Lovely cars they are! First years of 2000s, exactly the time-frame in which I fell in love with GT and Prototype endurance racing. I will never miss those races. Thanks God we aficionados can still remember those unforgettable moments thanks to GTR 2 !

Thanks for having brought back this important piece of history, Mr. Fong!

5 years ago

Well… I feel doubful about the term “classic” for the post-2000 racing cars. For sure, they will become historic car (in fact, they already are!) in the coming decades, but speaking about historic meetings and classic cars still meant a few years ago racing cars from 50’s to the end of 80’s (and a bucket of selected cars from the beginning of 90’s such as Mazda 787B or Peugeot 905) so my question is : where are the 90’s racing cars? When will we see racing grids made of Mc Laren F1 GTRs, Mercedes CLK-GTRs, Porsche 911 GT1s, Toyota GT-ONEs and so on? In my mind these cars are more desirable in historic racing than early 2000’s racing cars, and they would for sure move crowds to see them racing again. It might be due to their genesis made of very exclusive street-legal production for homologation purposes : in my imagination, by this way, the road becomes the continuity of the racetrack…

Alex S
Alex S
5 years ago

I grew up seeing these cars in video games like gran tourismo 3, and on TV so the race cars of this era definitely resonate with me. I would say that these should be in that classic category, and wouldn’t be surprised if demand for these cars goes sky high in the coming years.

Chris Cushing
Chris Cushing
5 years ago

Guys who are in their 50s now probably felt the same way when 1970s cars started appearing at vintage events!
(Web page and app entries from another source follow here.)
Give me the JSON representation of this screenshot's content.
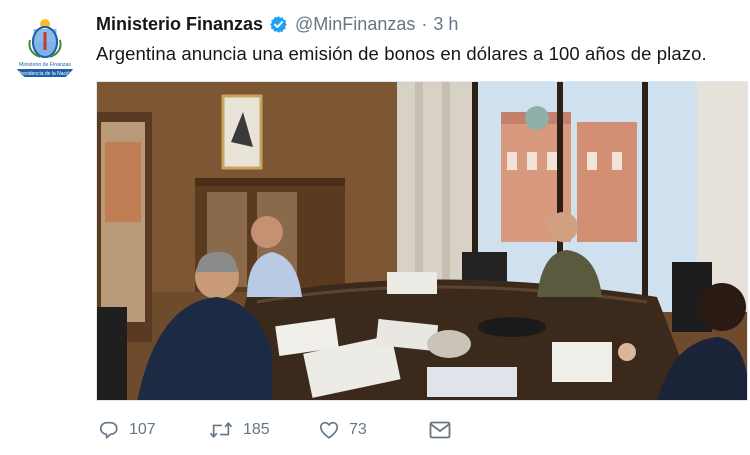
{
  "tweet": {
    "display_name": "Ministerio Finanzas",
    "handle": "@MinFinanzas",
    "separator": "·",
    "time": "3 h",
    "text": "Argentina anuncia una emisión de bonos en dólares a 100 años de plazo.",
    "avatar": {
      "line1": "Ministerio de Finanzas",
      "line2": "Presidencia de la Nación"
    }
  },
  "actions": {
    "reply_count": "107",
    "retweet_count": "185",
    "like_count": "73"
  },
  "colors": {
    "text": "#14171a",
    "muted": "#657786",
    "verified": "#1da1f2",
    "avatar_blue": "#1f5fa8"
  },
  "icons": [
    "verified-badge-icon",
    "reply-icon",
    "retweet-icon",
    "like-icon",
    "direct-message-icon"
  ]
}
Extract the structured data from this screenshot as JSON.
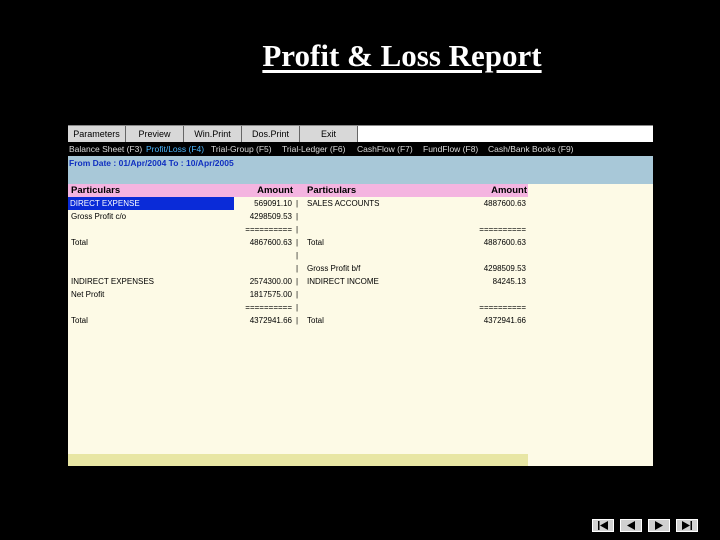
{
  "slide": {
    "title": "Profit & Loss Report"
  },
  "toolbar": [
    "Parameters",
    "Preview",
    "Win.Print",
    "Dos.Print",
    "Exit"
  ],
  "menu": [
    {
      "label": "Balance Sheet (F3)",
      "active": false
    },
    {
      "label": "Profit/Loss (F4)",
      "active": true
    },
    {
      "label": "Trial-Group (F5)",
      "active": false
    },
    {
      "label": "Trial-Ledger (F6)",
      "active": false
    },
    {
      "label": "CashFlow (F7)",
      "active": false
    },
    {
      "label": "FundFlow (F8)",
      "active": false
    },
    {
      "label": "Cash/Bank Books (F9)",
      "active": false
    }
  ],
  "date_range": "From Date : 01/Apr/2004 To : 10/Apr/2005",
  "table": {
    "headers": {
      "left_particulars": "Particulars",
      "left_amount": "Amount",
      "right_particulars": "Particulars",
      "right_amount": "Amount"
    },
    "rows": [
      {
        "lp": "DIRECT EXPENSE",
        "la": "569091.10",
        "sep": "|",
        "rp": "SALES ACCOUNTS",
        "ra": "4887600.63",
        "selected": true
      },
      {
        "lp": "Gross Profit c/o",
        "la": "4298509.53",
        "sep": "|",
        "rp": "",
        "ra": ""
      },
      {
        "lp": "",
        "la": "==========",
        "sep": "|",
        "rp": "",
        "ra": "=========="
      },
      {
        "lp": "Total",
        "la": "4867600.63",
        "sep": "|",
        "rp": "Total",
        "ra": "4887600.63"
      },
      {
        "lp": "",
        "la": "",
        "sep": "|",
        "rp": "",
        "ra": ""
      },
      {
        "lp": "",
        "la": "",
        "sep": "|",
        "rp": "Gross Profit b/f",
        "ra": "4298509.53"
      },
      {
        "lp": "INDIRECT EXPENSES",
        "la": "2574300.00",
        "sep": "|",
        "rp": "INDIRECT INCOME",
        "ra": "84245.13"
      },
      {
        "lp": "Net Profit",
        "la": "1817575.00",
        "sep": "|",
        "rp": "",
        "ra": ""
      },
      {
        "lp": "",
        "la": "==========",
        "sep": "|",
        "rp": "",
        "ra": "=========="
      },
      {
        "lp": "Total",
        "la": "4372941.66",
        "sep": "|",
        "rp": "Total",
        "ra": "4372941.66"
      }
    ]
  },
  "nav_buttons": [
    "first-icon",
    "prev-icon",
    "next-icon",
    "last-icon"
  ]
}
It’s hard to think of things that happened in your lifetime as being old enough for “historic,” but with the pace of change in motorsports, I think it’s appropriate for 90s and early 2000s GT cars and prototypes to compete at vintage events.

The early 1990s and 2000s were a very interesting time for GT cars in particular, as Ferrari was racing their last front-engined GT car to date(the 575), Morgan was competing, BMW was racing some not-super-legal cars, Porsche was finding their legs with the 996-based cars, and Chevrolet was back in GT racing in a big way for the first time in decades.

In LMP/GT1 things get a little trickier just because those cars are so expensive to run. That field was very interesting in the mid 1990s at the height of the GT1 era, and during the transition to the LMP formula we know now.

I think it’ll make for a diverse and interesting field, and I would be pleased to bits to see these cars driven in anger again.